Aim of the task >>
Below are the records; count the lines in which "position" occurs and report only that number.

==========

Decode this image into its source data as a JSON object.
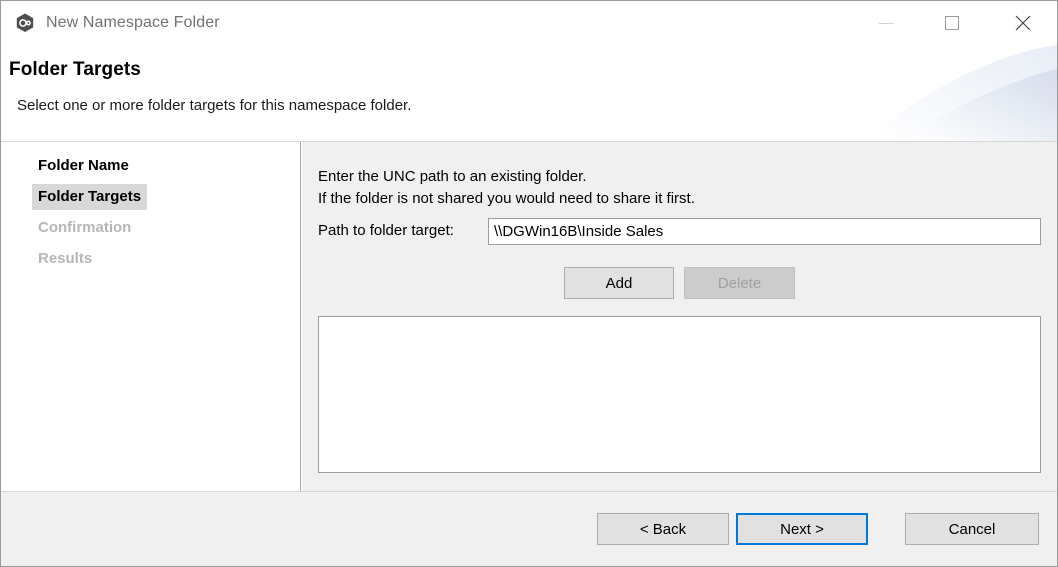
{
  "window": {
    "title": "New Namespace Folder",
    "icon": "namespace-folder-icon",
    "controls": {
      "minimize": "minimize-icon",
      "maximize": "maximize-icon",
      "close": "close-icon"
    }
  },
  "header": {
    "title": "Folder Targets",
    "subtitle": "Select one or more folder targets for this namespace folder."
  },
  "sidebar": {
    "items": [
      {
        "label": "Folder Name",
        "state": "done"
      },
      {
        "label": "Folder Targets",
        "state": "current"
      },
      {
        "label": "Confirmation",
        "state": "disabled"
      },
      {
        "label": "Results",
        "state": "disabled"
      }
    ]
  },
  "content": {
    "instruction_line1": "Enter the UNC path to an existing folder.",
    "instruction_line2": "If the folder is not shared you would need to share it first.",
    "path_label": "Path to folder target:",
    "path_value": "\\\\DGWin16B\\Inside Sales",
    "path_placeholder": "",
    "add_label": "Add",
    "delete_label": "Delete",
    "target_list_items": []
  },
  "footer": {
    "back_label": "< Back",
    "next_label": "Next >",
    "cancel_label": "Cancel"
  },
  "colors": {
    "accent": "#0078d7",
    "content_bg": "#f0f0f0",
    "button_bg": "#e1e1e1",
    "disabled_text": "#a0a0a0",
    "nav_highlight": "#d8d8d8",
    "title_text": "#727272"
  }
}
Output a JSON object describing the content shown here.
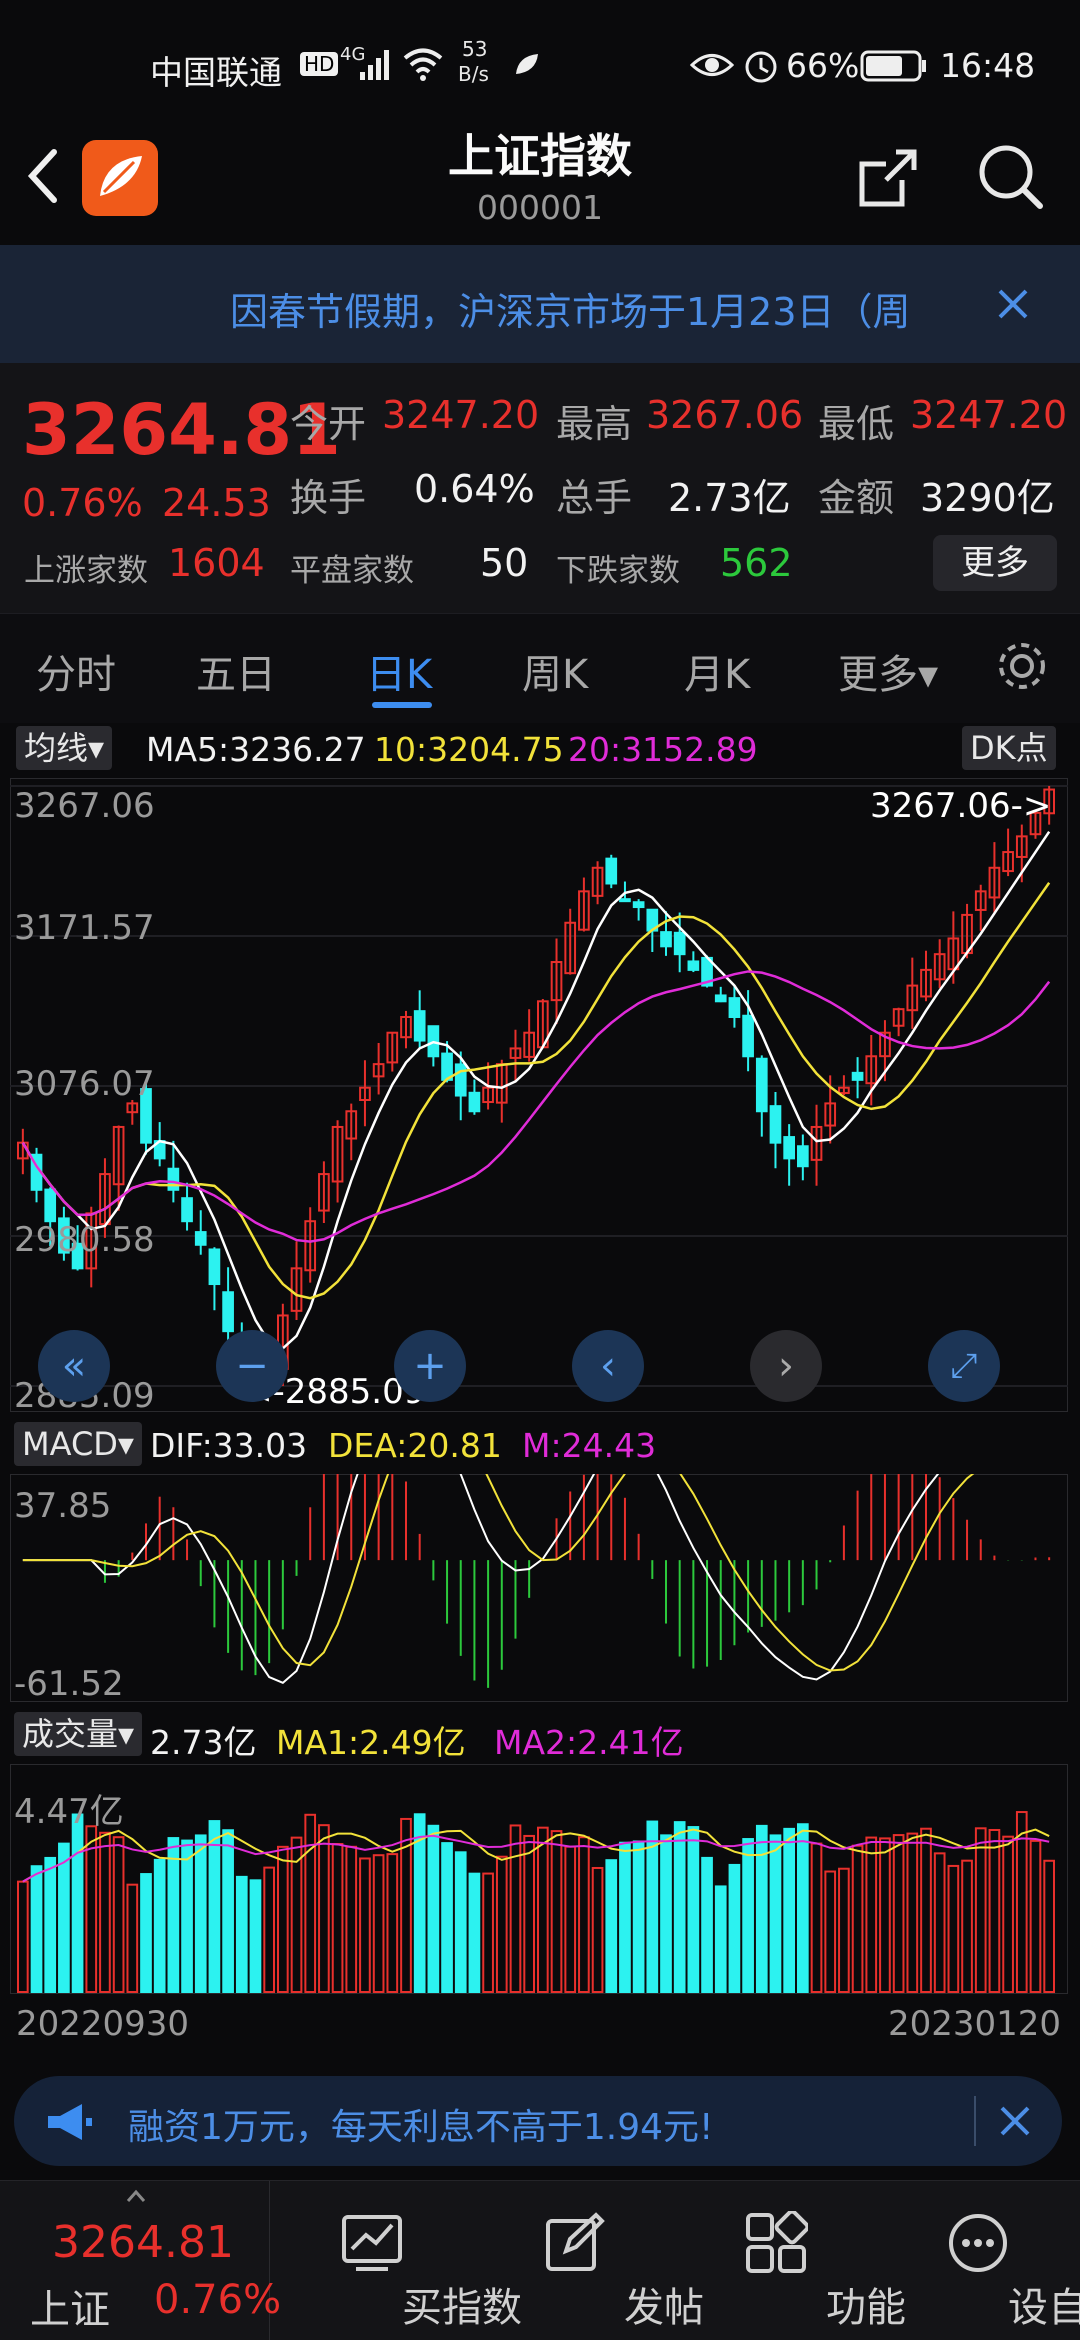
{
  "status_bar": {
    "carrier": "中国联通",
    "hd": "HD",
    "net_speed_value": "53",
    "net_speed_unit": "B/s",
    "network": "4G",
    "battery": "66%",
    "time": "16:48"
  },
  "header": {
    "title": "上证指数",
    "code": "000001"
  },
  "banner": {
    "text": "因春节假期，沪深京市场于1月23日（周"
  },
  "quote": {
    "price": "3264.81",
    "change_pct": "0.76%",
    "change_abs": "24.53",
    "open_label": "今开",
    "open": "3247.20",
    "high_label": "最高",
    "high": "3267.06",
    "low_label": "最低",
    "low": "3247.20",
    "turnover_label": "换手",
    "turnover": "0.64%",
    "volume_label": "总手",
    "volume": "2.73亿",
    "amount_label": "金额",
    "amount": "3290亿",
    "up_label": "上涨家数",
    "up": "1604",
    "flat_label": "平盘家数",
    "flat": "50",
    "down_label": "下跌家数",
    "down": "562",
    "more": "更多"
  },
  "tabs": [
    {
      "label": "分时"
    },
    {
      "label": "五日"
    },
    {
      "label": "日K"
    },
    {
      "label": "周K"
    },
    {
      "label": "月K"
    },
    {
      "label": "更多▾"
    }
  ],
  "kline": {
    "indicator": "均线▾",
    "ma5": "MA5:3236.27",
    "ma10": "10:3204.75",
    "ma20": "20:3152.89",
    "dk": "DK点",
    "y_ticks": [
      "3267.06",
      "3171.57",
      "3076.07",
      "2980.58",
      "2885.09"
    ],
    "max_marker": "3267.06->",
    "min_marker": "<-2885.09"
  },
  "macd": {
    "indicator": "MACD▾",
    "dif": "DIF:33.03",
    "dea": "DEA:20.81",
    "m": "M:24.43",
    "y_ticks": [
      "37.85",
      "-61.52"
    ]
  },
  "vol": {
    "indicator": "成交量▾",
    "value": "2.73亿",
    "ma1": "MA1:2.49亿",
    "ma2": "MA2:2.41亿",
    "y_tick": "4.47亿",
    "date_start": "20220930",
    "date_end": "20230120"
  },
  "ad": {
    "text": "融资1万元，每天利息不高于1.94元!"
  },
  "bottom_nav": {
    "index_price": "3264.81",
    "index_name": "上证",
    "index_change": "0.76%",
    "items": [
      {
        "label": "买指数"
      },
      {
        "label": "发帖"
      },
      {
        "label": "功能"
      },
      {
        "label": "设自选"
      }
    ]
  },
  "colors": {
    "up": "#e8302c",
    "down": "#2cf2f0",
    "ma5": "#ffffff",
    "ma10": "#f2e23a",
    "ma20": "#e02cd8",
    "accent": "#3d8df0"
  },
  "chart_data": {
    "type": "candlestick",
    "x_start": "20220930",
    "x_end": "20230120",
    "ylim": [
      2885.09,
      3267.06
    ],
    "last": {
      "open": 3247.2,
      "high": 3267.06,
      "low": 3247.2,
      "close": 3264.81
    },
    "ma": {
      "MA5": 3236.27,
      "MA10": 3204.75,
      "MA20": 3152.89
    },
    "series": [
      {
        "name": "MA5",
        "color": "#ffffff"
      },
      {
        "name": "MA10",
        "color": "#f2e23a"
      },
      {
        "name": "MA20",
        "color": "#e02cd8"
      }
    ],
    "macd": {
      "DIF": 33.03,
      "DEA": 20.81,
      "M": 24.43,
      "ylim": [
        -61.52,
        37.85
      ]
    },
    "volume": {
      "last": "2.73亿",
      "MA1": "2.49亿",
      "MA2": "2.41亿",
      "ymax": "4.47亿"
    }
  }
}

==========

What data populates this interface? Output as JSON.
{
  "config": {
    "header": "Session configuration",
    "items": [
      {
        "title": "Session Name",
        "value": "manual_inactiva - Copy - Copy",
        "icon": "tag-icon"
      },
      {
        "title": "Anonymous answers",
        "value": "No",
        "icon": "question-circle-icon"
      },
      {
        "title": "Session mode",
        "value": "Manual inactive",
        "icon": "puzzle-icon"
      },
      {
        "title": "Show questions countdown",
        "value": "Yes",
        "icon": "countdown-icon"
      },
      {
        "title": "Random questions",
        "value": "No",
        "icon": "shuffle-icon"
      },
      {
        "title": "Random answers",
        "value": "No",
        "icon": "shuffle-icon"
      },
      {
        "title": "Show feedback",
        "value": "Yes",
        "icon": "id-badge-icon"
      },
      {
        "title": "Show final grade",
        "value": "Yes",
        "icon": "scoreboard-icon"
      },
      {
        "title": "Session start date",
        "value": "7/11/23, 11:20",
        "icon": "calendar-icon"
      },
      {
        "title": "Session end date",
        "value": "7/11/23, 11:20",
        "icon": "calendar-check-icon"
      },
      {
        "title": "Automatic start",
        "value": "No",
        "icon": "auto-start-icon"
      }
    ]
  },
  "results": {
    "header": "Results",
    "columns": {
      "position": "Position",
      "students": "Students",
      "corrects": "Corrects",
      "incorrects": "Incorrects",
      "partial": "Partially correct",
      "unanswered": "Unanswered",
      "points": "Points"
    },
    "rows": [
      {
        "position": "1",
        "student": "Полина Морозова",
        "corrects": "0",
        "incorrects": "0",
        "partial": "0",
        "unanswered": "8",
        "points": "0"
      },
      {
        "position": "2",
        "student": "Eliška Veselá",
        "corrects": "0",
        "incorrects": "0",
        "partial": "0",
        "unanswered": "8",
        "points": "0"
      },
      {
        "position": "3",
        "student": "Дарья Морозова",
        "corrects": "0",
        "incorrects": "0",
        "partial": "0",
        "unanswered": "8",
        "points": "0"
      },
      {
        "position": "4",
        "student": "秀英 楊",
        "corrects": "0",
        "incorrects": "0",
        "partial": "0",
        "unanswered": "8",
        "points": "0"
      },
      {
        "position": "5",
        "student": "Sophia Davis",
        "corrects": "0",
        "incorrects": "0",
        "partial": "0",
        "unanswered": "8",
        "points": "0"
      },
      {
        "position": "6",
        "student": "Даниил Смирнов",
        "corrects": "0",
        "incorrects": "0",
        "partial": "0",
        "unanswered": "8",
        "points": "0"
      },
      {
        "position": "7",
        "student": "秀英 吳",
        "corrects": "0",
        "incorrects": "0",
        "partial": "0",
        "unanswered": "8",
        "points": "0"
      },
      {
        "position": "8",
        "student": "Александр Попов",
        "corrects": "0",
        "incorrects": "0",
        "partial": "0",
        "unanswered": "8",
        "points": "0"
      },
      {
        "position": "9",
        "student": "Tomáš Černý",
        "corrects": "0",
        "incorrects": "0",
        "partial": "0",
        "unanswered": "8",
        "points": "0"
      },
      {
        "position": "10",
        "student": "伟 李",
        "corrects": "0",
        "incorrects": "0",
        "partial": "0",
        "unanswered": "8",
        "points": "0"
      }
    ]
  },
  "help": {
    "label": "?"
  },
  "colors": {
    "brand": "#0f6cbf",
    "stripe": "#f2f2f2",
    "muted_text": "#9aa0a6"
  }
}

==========

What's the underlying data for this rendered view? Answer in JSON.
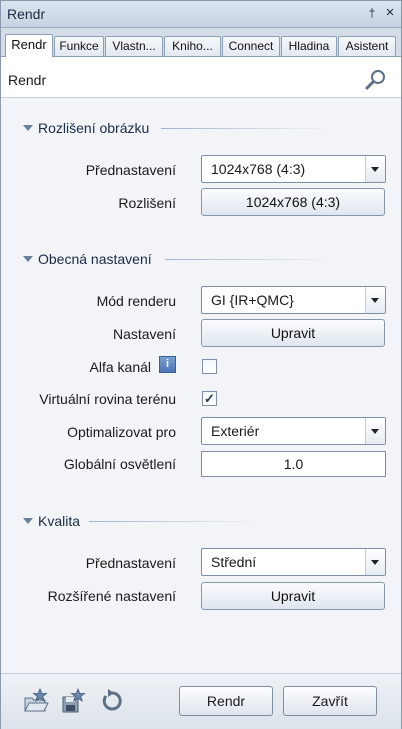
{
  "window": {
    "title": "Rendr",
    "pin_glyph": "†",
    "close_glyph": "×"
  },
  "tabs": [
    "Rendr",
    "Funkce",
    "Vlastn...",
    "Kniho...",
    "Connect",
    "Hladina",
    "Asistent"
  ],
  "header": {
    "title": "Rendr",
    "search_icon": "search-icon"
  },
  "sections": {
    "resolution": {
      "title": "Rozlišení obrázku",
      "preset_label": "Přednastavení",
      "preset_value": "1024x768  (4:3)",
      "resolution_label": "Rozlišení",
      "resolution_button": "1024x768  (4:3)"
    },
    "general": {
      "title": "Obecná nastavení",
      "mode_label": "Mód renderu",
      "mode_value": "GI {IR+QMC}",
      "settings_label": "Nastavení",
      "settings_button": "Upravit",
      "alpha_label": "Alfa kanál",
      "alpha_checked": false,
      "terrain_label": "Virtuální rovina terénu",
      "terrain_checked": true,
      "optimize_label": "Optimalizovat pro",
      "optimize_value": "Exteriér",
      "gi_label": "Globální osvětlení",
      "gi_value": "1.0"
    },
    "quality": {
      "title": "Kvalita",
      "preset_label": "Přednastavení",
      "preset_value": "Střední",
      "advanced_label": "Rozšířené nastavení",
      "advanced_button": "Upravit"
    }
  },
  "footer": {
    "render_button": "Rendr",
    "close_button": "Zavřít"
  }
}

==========

Answer below >>
11